Veiled Anterior, 2021
Double Minded, 2021
As an artist, I reflected on the following questions when creating Veiled Anterior and Double Minded:
How are we supposed to design materialistic spaces for an issue that is not easily accessible to our eyes or even in our conversations?
How do we move forward, learn, and evolve from the shrouded history of mental health and associated therapeutic spaces?
How do we get rid of this veil and instead focus on fostering open and constructive conversations?
Veiled Anterior was inspired by and speaks directly to the often ‘veiled’ nature of mental health in our society’s past and present. Particularly, it is a representation of how stigma continues to be an issue that casts a shadow over mental health and the act of seeking the desired supports. The blue brick background represents the historical, but now transformed, use of red brick buildings originally serving as institutionalized spaces for patients accessing the mental health facilities at the Lakeshore Psychiatric Hospital. However, the veil, surrounding the figure in the center, is beginning to fray around the edges as we rethink the materialistic spaces, evolving roles, and fluid ideals that contribute to mental health and therapeutic treatments today.
Double Minded was created using digitally scanned pressed flowers and leaves to form two midsagittal sections of the human brain. This digital arrangement of blue-tinged flora symbolizes the use of gardening as a form of therapeutic treatment and care previously employed at the Lakeshore Psychiatric Hospital. The nonsymmetric, yet cyclic, repetition of the brain sections is meant to signify the cycles of cognitive dissonance that both patients and the broader society can find themselves trapped in. Mental health treatments are ever-changing, as we discover more about the human brain, and are often delivered through multiple methods. Therefore, therapeutic spaces must be designed to allow for the adaptation of non-conventional care practices to permit a holistic approach to mental health care.
I hope that my artwork helps patients and caregivers re-evaluate how the spaces they inhabit play a role in seeking and providing compassionate care. I hope it serves as a reminder that mental health is more than just its past and that moving forward, we can unveil dynamic therapeutic designs that create space for positive outcomes to flourish through individualized treatments.
Rashmeet Kaur’s contribution to The Aesthetics of Mental Health transforms the common imagery found in scientific texts and papers. She layers brain scans and skeletal diagrams with material elements, thus applying an artistic lens over a traditionally scientific view.

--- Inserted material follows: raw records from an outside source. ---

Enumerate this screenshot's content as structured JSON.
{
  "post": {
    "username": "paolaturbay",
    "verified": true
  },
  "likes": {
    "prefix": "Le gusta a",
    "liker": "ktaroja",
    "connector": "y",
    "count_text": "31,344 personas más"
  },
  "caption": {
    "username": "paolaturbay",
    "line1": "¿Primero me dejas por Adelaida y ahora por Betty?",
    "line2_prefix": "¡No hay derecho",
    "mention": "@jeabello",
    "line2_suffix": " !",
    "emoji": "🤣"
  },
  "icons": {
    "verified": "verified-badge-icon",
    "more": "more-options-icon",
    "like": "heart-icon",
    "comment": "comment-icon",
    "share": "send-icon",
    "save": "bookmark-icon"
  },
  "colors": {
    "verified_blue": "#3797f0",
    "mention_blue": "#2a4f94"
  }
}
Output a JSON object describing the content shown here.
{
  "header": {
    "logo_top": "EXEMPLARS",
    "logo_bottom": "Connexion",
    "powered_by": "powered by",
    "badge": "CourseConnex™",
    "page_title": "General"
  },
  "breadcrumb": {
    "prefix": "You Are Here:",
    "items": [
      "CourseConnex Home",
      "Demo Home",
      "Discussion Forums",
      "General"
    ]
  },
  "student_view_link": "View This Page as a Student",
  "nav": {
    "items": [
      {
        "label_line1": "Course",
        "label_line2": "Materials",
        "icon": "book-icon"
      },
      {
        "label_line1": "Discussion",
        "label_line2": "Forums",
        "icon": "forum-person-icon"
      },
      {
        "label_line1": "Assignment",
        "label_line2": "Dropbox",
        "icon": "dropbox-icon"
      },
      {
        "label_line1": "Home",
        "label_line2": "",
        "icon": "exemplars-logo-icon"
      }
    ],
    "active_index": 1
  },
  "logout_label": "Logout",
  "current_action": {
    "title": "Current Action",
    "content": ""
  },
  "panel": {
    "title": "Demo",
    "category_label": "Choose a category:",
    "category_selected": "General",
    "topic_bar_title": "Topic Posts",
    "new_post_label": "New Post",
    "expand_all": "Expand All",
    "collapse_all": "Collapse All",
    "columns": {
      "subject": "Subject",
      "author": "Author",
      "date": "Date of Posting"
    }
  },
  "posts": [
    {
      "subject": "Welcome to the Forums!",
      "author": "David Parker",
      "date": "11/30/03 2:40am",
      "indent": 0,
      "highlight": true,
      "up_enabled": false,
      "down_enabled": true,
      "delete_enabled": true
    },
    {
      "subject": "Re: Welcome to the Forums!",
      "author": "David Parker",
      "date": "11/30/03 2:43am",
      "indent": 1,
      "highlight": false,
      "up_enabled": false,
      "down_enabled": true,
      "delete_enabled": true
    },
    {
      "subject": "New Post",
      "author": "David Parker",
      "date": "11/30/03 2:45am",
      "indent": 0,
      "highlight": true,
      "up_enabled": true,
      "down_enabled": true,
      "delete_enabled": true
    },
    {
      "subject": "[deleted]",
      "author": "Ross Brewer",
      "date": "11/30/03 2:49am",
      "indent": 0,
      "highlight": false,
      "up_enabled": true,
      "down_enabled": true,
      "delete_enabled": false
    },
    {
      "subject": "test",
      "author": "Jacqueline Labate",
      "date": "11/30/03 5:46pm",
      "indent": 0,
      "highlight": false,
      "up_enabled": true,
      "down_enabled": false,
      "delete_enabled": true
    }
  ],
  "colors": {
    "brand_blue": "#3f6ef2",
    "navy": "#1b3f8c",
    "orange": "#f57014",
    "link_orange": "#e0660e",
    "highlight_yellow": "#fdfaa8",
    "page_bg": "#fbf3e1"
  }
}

In Veiled Anterior, Kaur draws attention to the changing use of the campus of the former Lakeshore Psychiatric Hospital and the slow process of destigmatizing its history and the topic of mental health care, broadly speaking. While the site no longer operates as a mental health facility, its history continues to define it. There is increasing engagement with the history of the campus, its role in the history of mental health care, and the links to our contemporary mental health care system - and yet, the site (like the broader topic of mental health) continues to attract myth, misinformation, and misconceptions. Similarly, Double Minded addresses the cyclic nature of mental health care. Specifically, the blue tinged flora layered on the brain scan explores the act of gardening as a therapeutic experience - a practice which defined the experiences of many patients at the Lakeshore Psychiatric Hospital and is again returning to mental health care discussions today. Together, both of Kaur’s works take the tangibility and intangibility in mental health care, and incorporate additional layers of leaves and textiles over the human form to layer naturalized and human elements obscured from view.